A Catholic war hero has replaced a paramilitary death figure on the wall of a staunchly loyalist estate in east Belfast.
An Ulster Freedom Fighters mural depicting a soldier with a skull's head, and a silhouette of the grim reaper in the background, stared out from a wall in Tullycarnet for many years.
James Magennis was recognised for his bravery in WWII
However, it has been replaced by a portrait of award winning World War II sailor James Magennis, to mark the 60th anniversary of VE Day.
Magennis, from the nationalist Falls Road in west Belfast, is the only Northern Ireland man to have been awarded the Victoria Cross for bravery during WWII.
The highest British decoration marked his courage in attaching limpet mines to the Japanese cruiser, Takao, in Singapore harbour in July 1945.
George Fleming, who has written a book about Magennis, said initially the hero was well received on his return to Northern Ireland.
"James Magennis was a Catholic and when he returned at the end of the war he was feted wonderfully, because people collected a lot of money for him," said Mr Fleming.
"Unfortunately, the corporation at the time refused him the Freedom of the City. Magennis went back to sea again, they thought they would never see him again.
"He landed home in 1949 after his service was over and that's really when the trouble began. At that time there was a split with Eire... Magennis really wasn't wanted by both sides."
Frankie Gallagher of the Ulster Political Research Group, which provides political analysis for the Ulster Defence Association, said it was not particularly strange to have such a mural in a loyalist stronghold.
He said: "When you know local history, it is not such a strange thing to happen. One of the challenges of this mural is education, it's about learning local history.
"We spend all our years learning about English Tudors and all the rest of it and we don't actually know what happened to each other across the divides.
"With taking this type of approach we are going to end up with a better understanding of each others' perspectives within each others' communities.
"The surprising thing about this mural, as well, is that our friends in west Belfast were actually the first people to think of the whole idea about James Magennis up on the Springfield Road, the Highfield interface. It was about trying to create an understanding about a shared history."

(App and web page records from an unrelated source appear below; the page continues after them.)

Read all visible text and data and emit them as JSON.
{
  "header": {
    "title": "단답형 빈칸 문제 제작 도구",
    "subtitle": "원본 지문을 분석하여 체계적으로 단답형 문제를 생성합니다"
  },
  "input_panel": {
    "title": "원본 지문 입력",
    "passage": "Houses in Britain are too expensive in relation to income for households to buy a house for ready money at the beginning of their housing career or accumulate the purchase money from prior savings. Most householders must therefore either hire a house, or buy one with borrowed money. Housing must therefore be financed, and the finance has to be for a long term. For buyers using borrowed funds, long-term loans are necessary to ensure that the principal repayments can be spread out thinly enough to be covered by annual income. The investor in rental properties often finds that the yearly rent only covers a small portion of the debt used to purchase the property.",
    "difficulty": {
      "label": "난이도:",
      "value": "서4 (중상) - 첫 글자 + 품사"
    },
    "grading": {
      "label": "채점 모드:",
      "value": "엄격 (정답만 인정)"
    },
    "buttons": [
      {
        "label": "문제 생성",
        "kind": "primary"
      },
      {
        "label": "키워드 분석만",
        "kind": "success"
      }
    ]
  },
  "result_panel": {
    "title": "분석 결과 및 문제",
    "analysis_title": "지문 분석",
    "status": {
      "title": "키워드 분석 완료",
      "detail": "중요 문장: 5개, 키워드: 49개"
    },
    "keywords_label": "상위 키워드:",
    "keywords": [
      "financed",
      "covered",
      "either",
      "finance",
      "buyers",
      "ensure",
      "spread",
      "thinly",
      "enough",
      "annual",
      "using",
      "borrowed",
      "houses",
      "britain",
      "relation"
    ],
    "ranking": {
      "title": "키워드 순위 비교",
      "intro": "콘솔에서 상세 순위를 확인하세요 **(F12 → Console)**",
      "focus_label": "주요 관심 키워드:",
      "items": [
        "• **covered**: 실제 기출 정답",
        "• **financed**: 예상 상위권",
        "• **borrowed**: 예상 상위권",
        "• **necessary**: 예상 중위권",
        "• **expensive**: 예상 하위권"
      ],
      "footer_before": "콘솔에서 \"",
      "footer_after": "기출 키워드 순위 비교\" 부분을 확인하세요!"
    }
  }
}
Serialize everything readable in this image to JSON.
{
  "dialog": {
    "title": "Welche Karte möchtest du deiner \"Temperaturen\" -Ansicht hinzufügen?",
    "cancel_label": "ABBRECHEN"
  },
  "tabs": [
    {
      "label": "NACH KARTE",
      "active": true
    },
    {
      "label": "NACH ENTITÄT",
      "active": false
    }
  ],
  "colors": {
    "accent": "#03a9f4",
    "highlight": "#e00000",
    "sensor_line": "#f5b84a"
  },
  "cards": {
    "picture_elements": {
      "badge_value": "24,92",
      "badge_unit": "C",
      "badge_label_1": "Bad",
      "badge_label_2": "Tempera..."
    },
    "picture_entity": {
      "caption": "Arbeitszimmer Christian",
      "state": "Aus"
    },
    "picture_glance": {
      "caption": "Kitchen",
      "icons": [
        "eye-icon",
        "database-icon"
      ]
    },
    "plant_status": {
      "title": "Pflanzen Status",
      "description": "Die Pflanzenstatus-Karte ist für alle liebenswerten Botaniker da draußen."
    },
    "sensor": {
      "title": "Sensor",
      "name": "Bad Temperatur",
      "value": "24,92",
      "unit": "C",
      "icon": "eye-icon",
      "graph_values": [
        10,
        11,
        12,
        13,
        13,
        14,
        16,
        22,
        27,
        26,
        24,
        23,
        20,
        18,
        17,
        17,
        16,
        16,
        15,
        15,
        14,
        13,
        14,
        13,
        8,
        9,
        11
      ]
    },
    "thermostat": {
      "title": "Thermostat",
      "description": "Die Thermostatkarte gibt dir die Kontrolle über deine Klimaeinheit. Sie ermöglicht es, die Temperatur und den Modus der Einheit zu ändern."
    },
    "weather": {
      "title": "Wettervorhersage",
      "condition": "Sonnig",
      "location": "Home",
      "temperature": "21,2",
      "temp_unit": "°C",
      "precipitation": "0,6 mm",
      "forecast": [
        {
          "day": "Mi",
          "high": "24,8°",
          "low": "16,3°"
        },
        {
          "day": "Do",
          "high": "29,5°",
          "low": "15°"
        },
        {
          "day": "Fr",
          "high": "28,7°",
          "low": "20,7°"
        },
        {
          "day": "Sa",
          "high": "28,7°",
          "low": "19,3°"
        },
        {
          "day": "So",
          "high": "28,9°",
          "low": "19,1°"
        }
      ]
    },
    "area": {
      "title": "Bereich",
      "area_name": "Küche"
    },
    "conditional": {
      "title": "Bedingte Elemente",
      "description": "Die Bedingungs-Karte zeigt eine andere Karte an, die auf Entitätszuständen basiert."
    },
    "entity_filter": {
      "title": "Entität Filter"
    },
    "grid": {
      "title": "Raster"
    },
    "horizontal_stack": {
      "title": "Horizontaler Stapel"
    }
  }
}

He said the mural ended up in Tullycarnet because of the recent trouble in north Belfast.
A six-foot high memorial to Magennis made from Portland stone and bronze stands at the front of Belfast City Hall.
It was erected in 1999, 13 years after his death.